[Extracted records]
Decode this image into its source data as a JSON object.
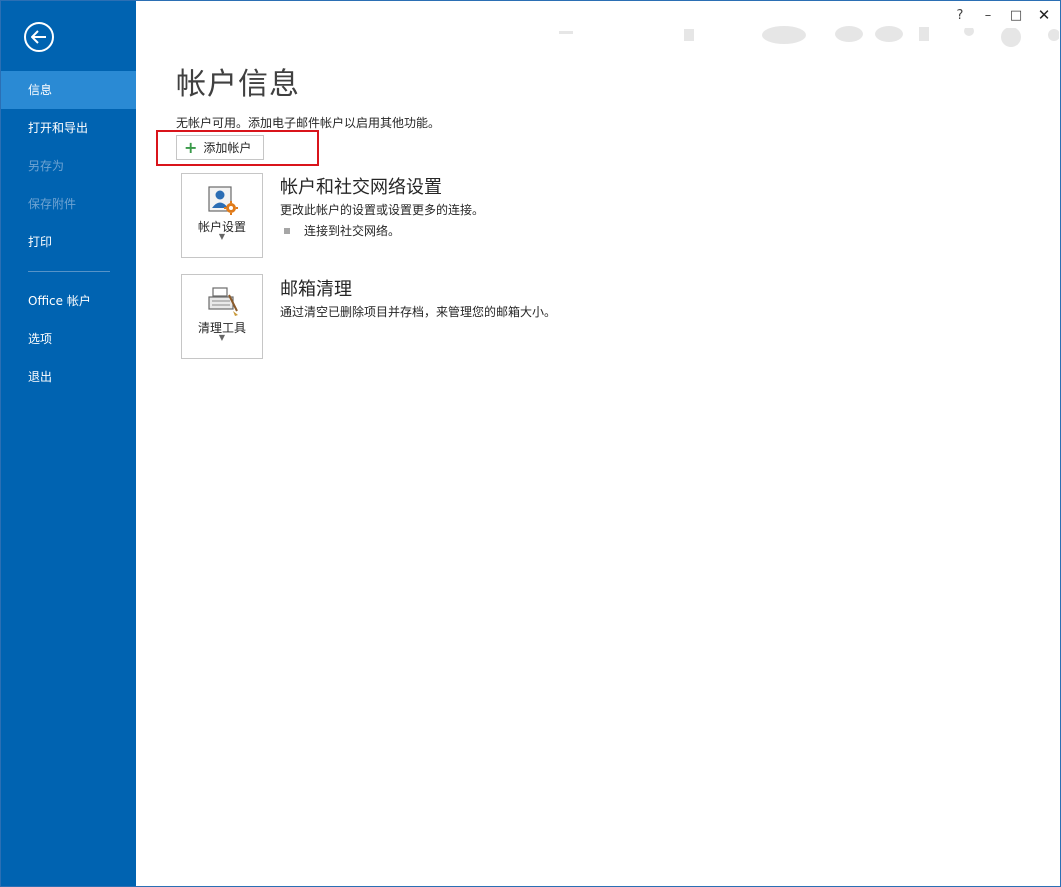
{
  "window": {
    "help_label": "?",
    "minimize_label": "–",
    "maximize_label": "□",
    "close_label": "✕"
  },
  "sidebar": {
    "items": [
      {
        "label": "信息",
        "state": "active"
      },
      {
        "label": "打开和导出",
        "state": "normal"
      },
      {
        "label": "另存为",
        "state": "disabled"
      },
      {
        "label": "保存附件",
        "state": "disabled"
      },
      {
        "label": "打印",
        "state": "normal"
      },
      {
        "label": "Office 帐户",
        "state": "normal"
      },
      {
        "label": "选项",
        "state": "normal"
      },
      {
        "label": "退出",
        "state": "normal"
      }
    ]
  },
  "main": {
    "title": "帐户信息",
    "info_text": "无帐户可用。添加电子邮件帐户以启用其他功能。",
    "add_account_label": "添加帐户",
    "sections": [
      {
        "tile_label": "帐户设置",
        "tile_icon": "account-settings-icon",
        "title": "帐户和社交网络设置",
        "description": "更改此帐户的设置或设置更多的连接。",
        "bullet": "连接到社交网络。"
      },
      {
        "tile_label": "清理工具",
        "tile_icon": "cleanup-tools-icon",
        "title": "邮箱清理",
        "description": "通过清空已删除项目并存档，来管理您的邮箱大小。"
      }
    ]
  },
  "colors": {
    "sidebar_bg": "#0063b1",
    "sidebar_active": "#2a8ad4",
    "highlight_box": "#d9141b",
    "plus_green": "#3a9a4a"
  }
}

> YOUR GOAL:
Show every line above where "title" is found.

> TASK RESPONSE:
    "title": "帐户信息",
        "title": "帐户和社交网络设置",
        "title": "邮箱清理",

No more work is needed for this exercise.